(Stored data Opens)

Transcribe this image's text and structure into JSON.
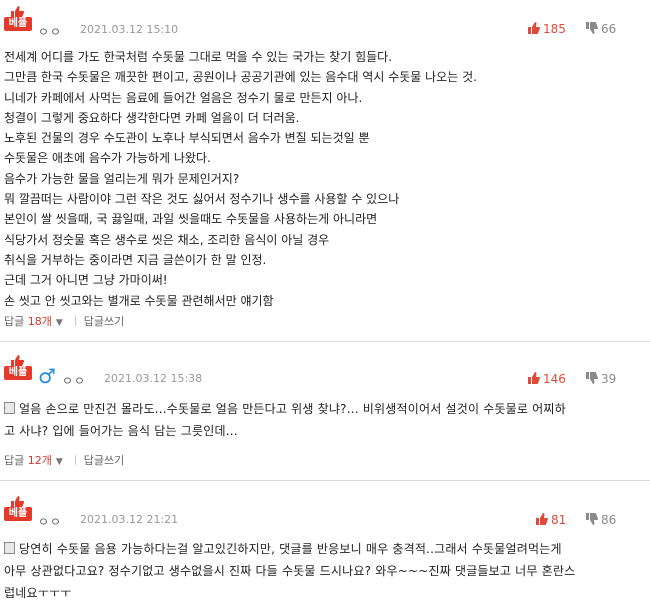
{
  "comments": [
    {
      "badge": "베플",
      "nick": "ㅇㅇ",
      "time": "2021.03.12 15:10",
      "up": "185",
      "down": "66",
      "body": "전세계 어디를 가도 한국처럼 수돗물 그대로 먹을 수 있는 국가는 찾기 힘들다.\n그만큼 한국 수돗물은 깨끗한 편이고, 공원이나 공공기관에 있는 음수대 역시 수돗물 나오는 것.\n니네가 카페에서 사먹는 음료에 들어간 얼음은 정수기 물로 만든지 아나.\n청결이 그렇게 중요하다 생각한다면 카페 얼음이 더 더러움.\n노후된 건물의 경우 수도관이 노후나 부식되면서 음수가 변질 되는것일 뿐\n수돗물은 애초에 음수가 가능하게 나왔다.\n음수가 가능한 물을 얼리는게 뭐가 문제인거지?\n뭐 깔끔떠는 사람이야 그런 작은 것도 싫어서 정수기나 생수를 사용할 수 있으나\n본인이 쌀 씻을때, 국 끓일때, 과일 씻을때도 수돗물을 사용하는게 아니라면\n식당가서 정숫물 혹은 생수로 씻은 채소, 조리한 음식이 아닐 경우\n취식을 거부하는 중이라면 지금 글쓴이가 한 말 인정.\n근데 그거 아니면 그냥 가마이써!\n손 씻고 안 씻고와는 별개로 수돗물 관련해서만 얘기함",
      "reply_label": "답글",
      "reply_count": "18개",
      "reply_write": "답글쓰기"
    },
    {
      "badge": "베플",
      "nick": "ㅇㅇ",
      "time": "2021.03.12 15:38",
      "up": "146",
      "down": "39",
      "body": "얼음 손으로 만진건 몰라도...수돗물로 얼음 만든다고 위생 찾냐?... 비위생적이어서 설것이 수돗물로 어찌하\n고 사냐? 입에 들어가는 음식 담는 그릇인데...",
      "reply_label": "답글",
      "reply_count": "12개",
      "reply_write": "답글쓰기"
    },
    {
      "badge": "베플",
      "nick": "ㅇㅇ",
      "time": "2021.03.12 21:21",
      "up": "81",
      "down": "86",
      "body": "당연히 수돗물 음용 가능하다는걸 알고있긴하지만, 댓글를 반응보니 매우 충격적..그래서 수돗물얼려먹는게\n아무 상관없다고요? 정수기없고 생수없을시 진짜 다들 수돗물 드시나요? 와우~~~진짜 댓글들보고 너무 혼란스\n럽네요ㅜㅜㅜ"
    }
  ],
  "colors": {
    "badge": "#e4392b",
    "up": "#e04a3b",
    "down": "#8a8a8a",
    "male": "#1e8de0"
  }
}
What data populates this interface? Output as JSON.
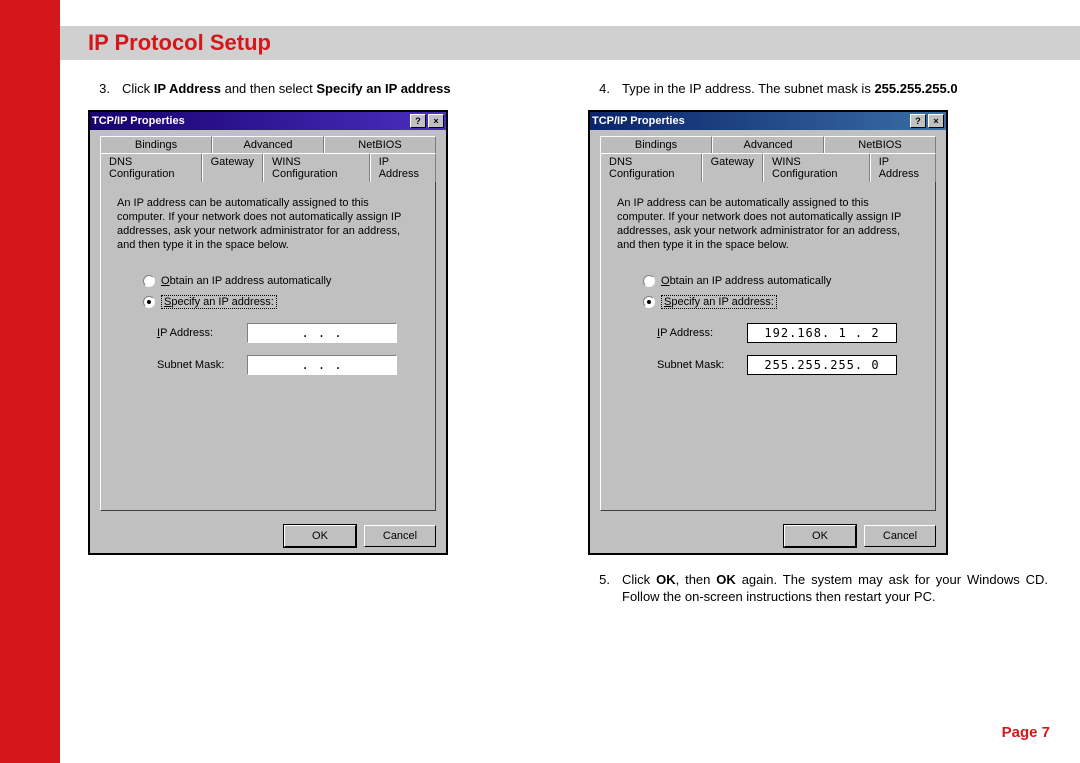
{
  "page": {
    "title": "IP Protocol Setup",
    "page_label": "Page 7"
  },
  "steps": {
    "s3": {
      "num": "3.",
      "text_a": "Click ",
      "b1": "IP Address",
      "text_b": " and then select ",
      "b2": "Specify an IP address"
    },
    "s4": {
      "num": "4.",
      "text_a": "Type in the IP address. The subnet mask is ",
      "b1": "255.255.255.0"
    },
    "s5": {
      "num": "5.",
      "text_a": "Click ",
      "b1": "OK",
      "text_b": ", then ",
      "b2": "OK",
      "text_c": " again. The system may ask for your Windows CD. Follow the on-screen instructions then restart your PC."
    }
  },
  "dialog": {
    "title": "TCP/IP Properties",
    "help_icon": "?",
    "close_icon": "×",
    "tabs_row1": [
      "Bindings",
      "Advanced",
      "NetBIOS"
    ],
    "tabs_row2": [
      "DNS Configuration",
      "Gateway",
      "WINS Configuration",
      "IP Address"
    ],
    "desc": "An IP address can be automatically assigned to this computer. If your network does not automatically assign IP addresses, ask your network administrator for an address, and then type it in the space below.",
    "radio_obtain_pre": "O",
    "radio_obtain_rest": "btain an IP address automatically",
    "radio_specify_pre": "S",
    "radio_specify_rest": "pecify an IP address:",
    "ip_label_pre": "I",
    "ip_label_rest": "P Address:",
    "subnet_label_pre": "S",
    "subnet_label_rest": "ubnet Mask:",
    "ok_label": "OK",
    "cancel_label": "Cancel",
    "left": {
      "ip_value": ".   .   .",
      "subnet_value": ".   .   ."
    },
    "right": {
      "ip_value": "192.168. 1 . 2",
      "subnet_value": "255.255.255. 0"
    }
  }
}
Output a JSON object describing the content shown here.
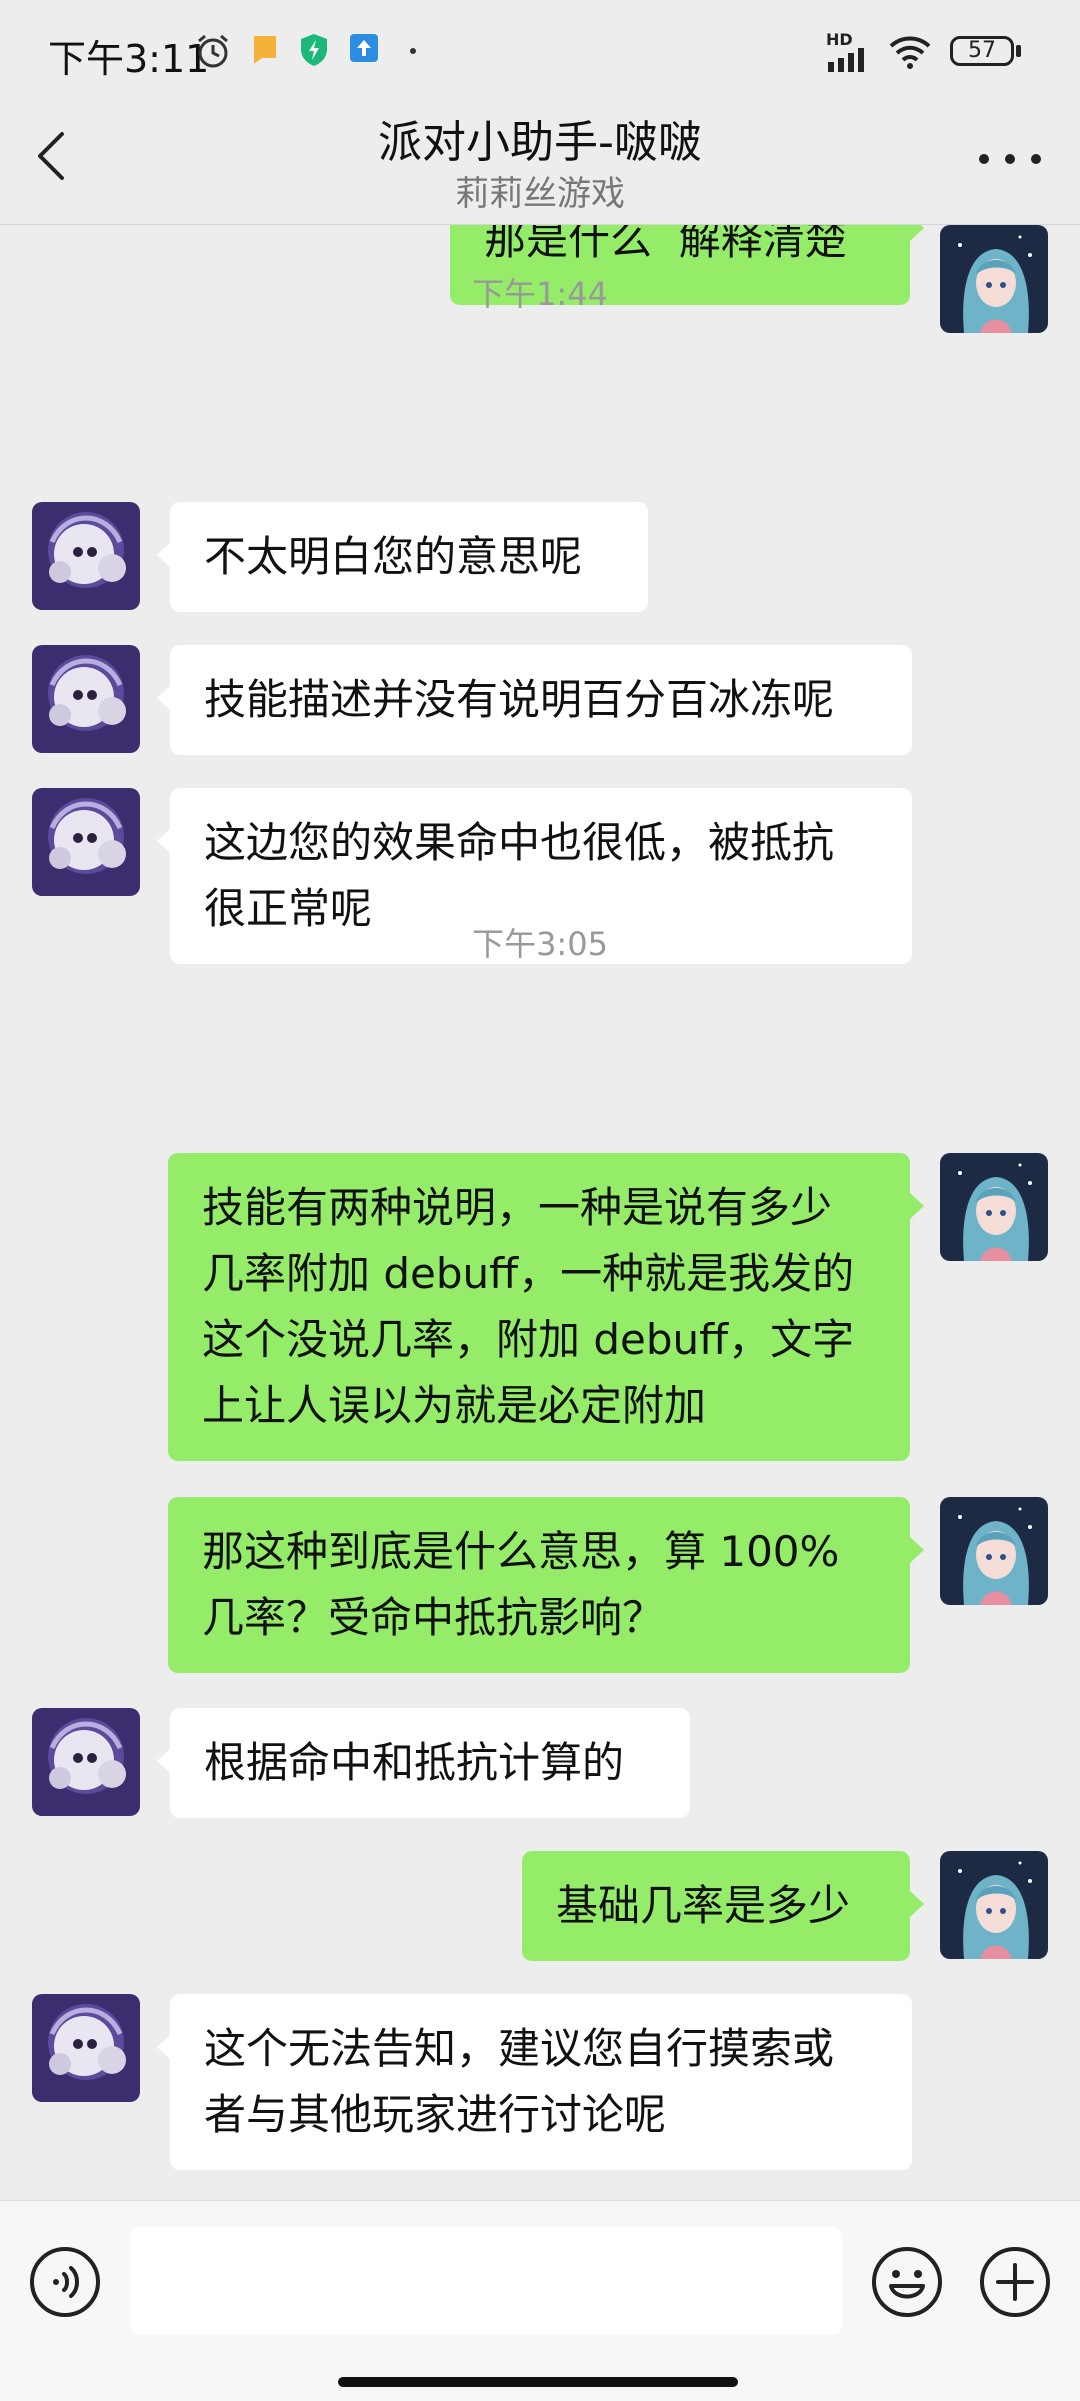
{
  "status_bar": {
    "time": "下午3:11",
    "network": "HD",
    "battery": "57"
  },
  "header": {
    "title": "派对小助手-啵啵",
    "subtitle": "莉莉丝游戏"
  },
  "messages": [
    {
      "side": "right",
      "text": "那是什么  解释清楚"
    },
    {
      "type": "time",
      "text": "下午1:44"
    },
    {
      "side": "left",
      "text": "不太明白您的意思呢"
    },
    {
      "side": "left",
      "text": "技能描述并没有说明百分百冰冻呢"
    },
    {
      "side": "left",
      "lines": [
        "这边您的效果命中也很低，被抵抗",
        "很正常呢"
      ]
    },
    {
      "type": "time",
      "text": "下午3:05"
    },
    {
      "side": "right",
      "lines": [
        "技能有两种说明，一种是说有多少",
        "几率附加 debuff，一种就是我发的",
        "这个没说几率，附加 debuff，文字",
        "上让人误以为就是必定附加"
      ]
    },
    {
      "side": "right",
      "lines": [
        "那这种到底是什么意思，算 100%",
        "几率？受命中抵抗影响？"
      ]
    },
    {
      "side": "left",
      "text": "根据命中和抵抗计算的"
    },
    {
      "side": "right",
      "text": "基础几率是多少"
    },
    {
      "side": "left",
      "lines": [
        "这个无法告知，建议您自行摸索或",
        "者与其他玩家进行讨论呢"
      ]
    }
  ],
  "input": {
    "value": "",
    "placeholder": ""
  },
  "colors": {
    "background": "#ededed",
    "bubble_right": "#95ec69",
    "bubble_left": "#ffffff",
    "timestamp": "#999999"
  },
  "icons": [
    "alarm-icon",
    "notification-icon",
    "shield-icon",
    "upload-icon",
    "signal-icon",
    "wifi-icon",
    "battery-icon",
    "back-icon",
    "more-icon",
    "voice-icon",
    "emoji-icon",
    "plus-icon"
  ]
}
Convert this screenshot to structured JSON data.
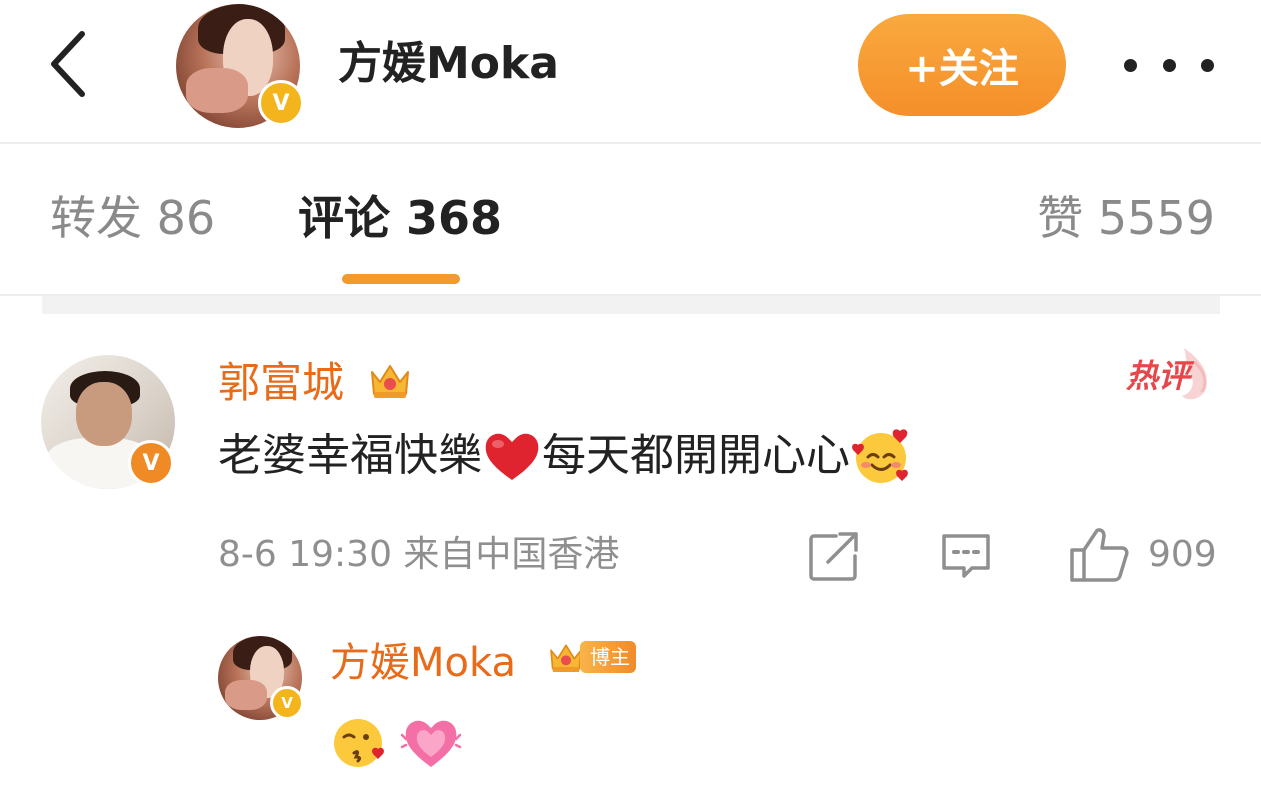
{
  "header": {
    "name": "方媛Moka",
    "follow_label": "+关注"
  },
  "tabs": [
    {
      "label": "转发 86"
    },
    {
      "label": "评论 368"
    },
    {
      "label": "赞 5559"
    }
  ],
  "comment": {
    "author": "郭富城",
    "hot_badge": "热评",
    "text_part1": "老婆幸福快樂",
    "text_part2": "每天都開開心心",
    "meta": "8-6 19:30 来自中国香港",
    "like_count": "909",
    "reply": {
      "author": "方媛Moka",
      "poster_tag": "博主"
    }
  },
  "colors": {
    "accent_orange": "#f58f29",
    "username_orange": "#e86b19",
    "hot_red": "#e5474b",
    "verified_gold": "#f3b51b"
  },
  "icons": {
    "back": "chevron-left-icon",
    "more": "more-dots-icon",
    "crown": "crown-icon",
    "share": "share-icon",
    "reply": "comment-icon",
    "like": "thumbs-up-icon",
    "heart_emoji": "red-heart-emoji",
    "smile_emoji": "smiling-face-with-hearts-emoji",
    "kiss_emoji": "face-blowing-kiss-emoji",
    "pink_heart_emoji": "growing-heart-emoji"
  }
}
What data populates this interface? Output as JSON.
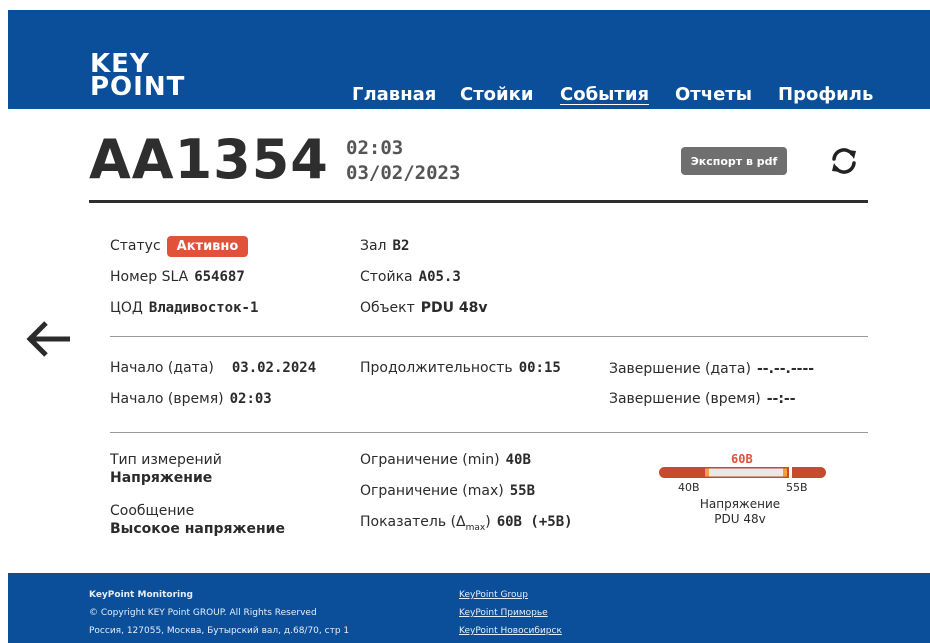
{
  "header": {
    "logo_line1": "KEY",
    "logo_line2": "POINT",
    "nav": [
      {
        "label": "Главная"
      },
      {
        "label": "Стойки"
      },
      {
        "label": "События"
      },
      {
        "label": "Отчеты"
      },
      {
        "label": "Профиль"
      }
    ],
    "active_nav": "События",
    "brand_color": "#0b4f9a"
  },
  "event": {
    "id": "AA1354",
    "time": "02:03",
    "date": "03/02/2023",
    "export_label": "Экспорт в pdf",
    "refresh_icon": "refresh-icon"
  },
  "info": {
    "status_label": "Статус",
    "status_value": "Активно",
    "status_color": "#e0533a",
    "sla_label": "Номер SLA",
    "sla_value": "654687",
    "dc_label": "ЦОД",
    "dc_value": "Владивосток-1",
    "hall_label": "Зал",
    "hall_value": "B2",
    "rack_label": "Стойка",
    "rack_value": "A05.3",
    "object_label": "Объект",
    "object_value": "PDU 48v"
  },
  "timing": {
    "start_date_label": "Начало (дата)",
    "start_date_value": "03.02.2024",
    "start_time_label": "Начало (время)",
    "start_time_value": "02:03",
    "duration_label": "Продолжительность",
    "duration_value": "00:15",
    "end_date_label": "Завершение (дата)",
    "end_date_value": "--.--.----",
    "end_time_label": "Завершение (время)",
    "end_time_value": "--:--"
  },
  "measure": {
    "type_label": "Тип измерений",
    "type_value": "Напряжение",
    "message_label": "Сообщение",
    "message_value": "Высокое напряжение",
    "min_label": "Ограничение (min)",
    "min_value": "40В",
    "max_label": "Ограничение (max)",
    "max_value": "55В",
    "indicator_label_prefix": "Показатель (Δ",
    "indicator_label_sub": "max",
    "indicator_label_suffix": ")",
    "indicator_value": "60В (+5В)"
  },
  "gauge": {
    "current_label": "60В",
    "min_label": "40В",
    "max_label": "55В",
    "caption_line1": "Напряжение",
    "caption_line2": "PDU 48v",
    "alarm_color": "#e0533a"
  },
  "footer": {
    "company": "KeyPoint Monitoring",
    "copyright": "© Copyright KEY Point GROUP. All Rights Reserved",
    "address": "Россия, 127055, Москва, Бутырский вал, д.68/70, стр 1",
    "links": [
      {
        "label": "KeyPoint Group"
      },
      {
        "label": "KeyPoint Приморье"
      },
      {
        "label": "KeyPoint Новосибирск"
      }
    ]
  }
}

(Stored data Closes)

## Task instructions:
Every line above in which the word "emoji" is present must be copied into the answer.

## Answer for the task:
    "emoji-icon",
    "heart_emoji": "red-heart-emoji",
    "smile_emoji": "smiling-face-with-hearts-emoji",
    "kiss_emoji": "face-blowing-kiss-emoji",
    "pink_heart_emoji": "growing-heart-emoji"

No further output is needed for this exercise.